Convenience product

Convenience product
See also


Convenience product is a type of product which consumer buy frequently, and instantly. Usually, without any buying effort, and a minimum of comparison. Convenience products are often very cheap. In shops, they are easily to located, because marketers place them in populars locations[1]. Examples of convenience products are milk, chocolate, coffee, butter, dish soap.

The brand of product is not the most important for buyers, even if some of brand is no available in shop, they are able to choose different substitute. Most of consumers doesn’t need a lot of time, to planning the purchase, because of low purchase risk[2].Convenience products in general, are selling in special self-services convenience stores, called “discount shops”. Convenience products in this kind of shops, are highly available and offered in low prices. This is a reason, why discounts shops getting popular worldwide[3].

Classification[edit]

Convenience product, is a part of products and services classification containing[4]:

  • Convenience products
  • Shopping products
  • Specially products
  • Unsought products

Categories of convenience products[edit]

Convenience products, are divided for[5]:

  • Staple
  • Impulse
  • Emergency

Staple products, are purchase regularly, and include everyday basis products, for example milk, bread, butter, sugar. Brand of this products is usually less important, because differences between staple products are very small. Often some of this products like bread don’t have any brand. Advertising in this category is not profitable. Impulse products, are bought without any effort and planning. Consumer, frequently uncontrolled this behavior. Therefore in shops, some of products must grabs consumer attention, in order to buy this product. In general, products like sweets or chewing gum are located in shop at the checkout aisle. Buying intention, is the most important difference between staple products, and impulse products. Staple products, are buying almost everyday and consumers know exactly what they want, or what they usually buying, but before buy “on impulse” consumer don’t expect this purchase, because it is spur of the moment. Last category, are emergency products in which price is irrelevant. Purchase results from immediate needs. Consumers buy this products, in the moment when they need them. For example bandages and umbrella, are emergency products. Consumer need them quickly, therefore purchase is unplanned and unexpected. The most important thing, is highly available, advertising is less important[6].

Promotion of convenience products[edit]

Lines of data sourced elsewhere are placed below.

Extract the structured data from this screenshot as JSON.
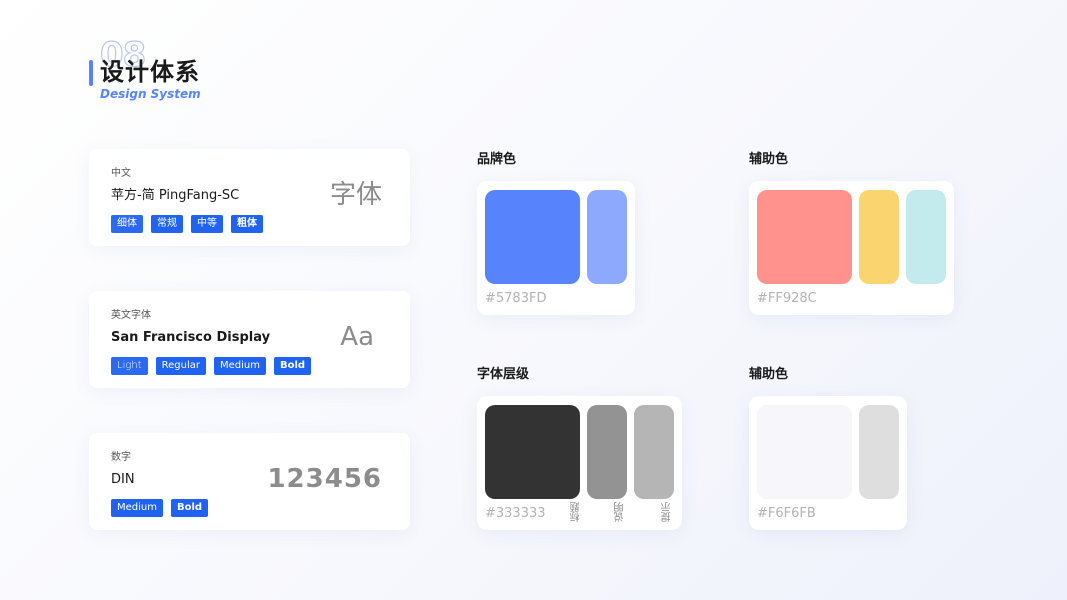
{
  "header": {
    "number": "08",
    "title": "设计体系",
    "subtitle": "Design System"
  },
  "fonts": {
    "chinese": {
      "label": "中文",
      "name": "苹方-简 PingFang-SC",
      "sample": "字体",
      "weights": [
        "细体",
        "常规",
        "中等",
        "粗体"
      ]
    },
    "english": {
      "label": "英文字体",
      "name": "San Francisco Display",
      "sample": "Aa",
      "weights": [
        "Light",
        "Regular",
        "Medium",
        "Bold"
      ]
    },
    "digits": {
      "label": "数字",
      "name": "DIN",
      "sample": "123456",
      "weights": [
        "Medium",
        "Bold"
      ]
    }
  },
  "palettes": {
    "brand": {
      "title": "品牌色",
      "hex": "#5783FD",
      "colors": [
        "#5783FD",
        "#8DA9FD"
      ]
    },
    "aux1": {
      "title": "辅助色",
      "hex": "#FF928C",
      "colors": [
        "#FF928C",
        "#FAD46E",
        "#C3EAEC"
      ]
    },
    "text": {
      "title": "字体层级",
      "hex": "#333333",
      "colors": [
        "#333333",
        "#939393",
        "#B5B5B5"
      ],
      "levels": [
        "标题",
        "说明",
        "提示"
      ]
    },
    "aux2": {
      "title": "辅助色",
      "hex": "#F6F6FB",
      "colors": [
        "#F6F6FB",
        "#DEDEDE"
      ]
    }
  },
  "colors": {
    "accent": "#5783FD",
    "tag": "#1F63F0"
  }
}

Every type of product, have own promotion mix structure. Marketers usually, use advertising for convenience products, departs from personal selling. Convenience products are low-priced, therefore simple ad for example in newspaper, or TV, give a chance to buy a product. Buying this kind of product is connected with low risk, because client use convenience product frequently. Salesman advice is in this case redundant. The most popular way to promote convenience goods, are "samples, coupons and refunds". It gives consumers a chance to try on they own products like, food or cosmetics. A buyer who try some products, is more willing to buy them. Research suggests that client who visiting a shop specially for buying sale-priced products are more likely than others buyers to purchase another product on sale[7].

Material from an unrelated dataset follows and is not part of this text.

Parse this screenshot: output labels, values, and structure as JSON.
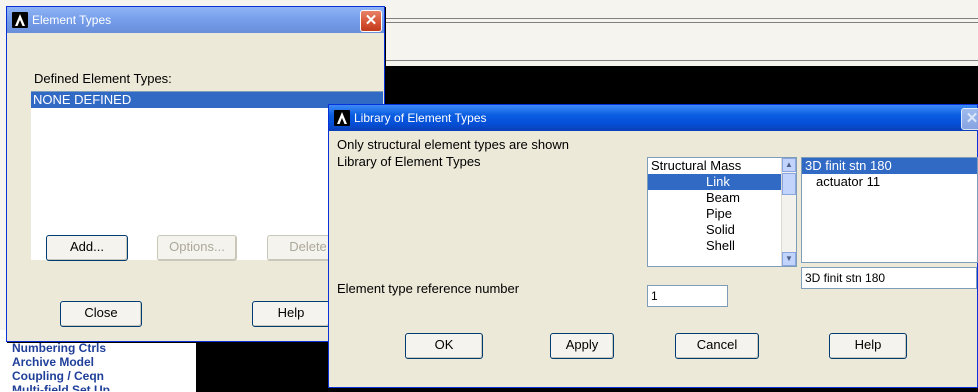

Footnotes[edit]

  1. Kotler P., Armstrong G., 2010, p. 250
  2. Pride W.M., Ferrell O.C, 2014, p. 261
  3. Baack D.W, Czarnecka B., Baack D., 2018, p. 282
  4. Kotler P., Armstrong G., 2010, p. 250
  5. Cant M.C., Strydom J.W, Jooste C.J., du Plessis P,J, 2019, p.202-203
  6. Cant M.C., Strydom J.W, Jooste C.J., du Plessis P,J, 2019, p.202-203
  7. Pride W.M., Ferrell O.C, 2014, p.442

References[edit]

Author: Kinga Dudek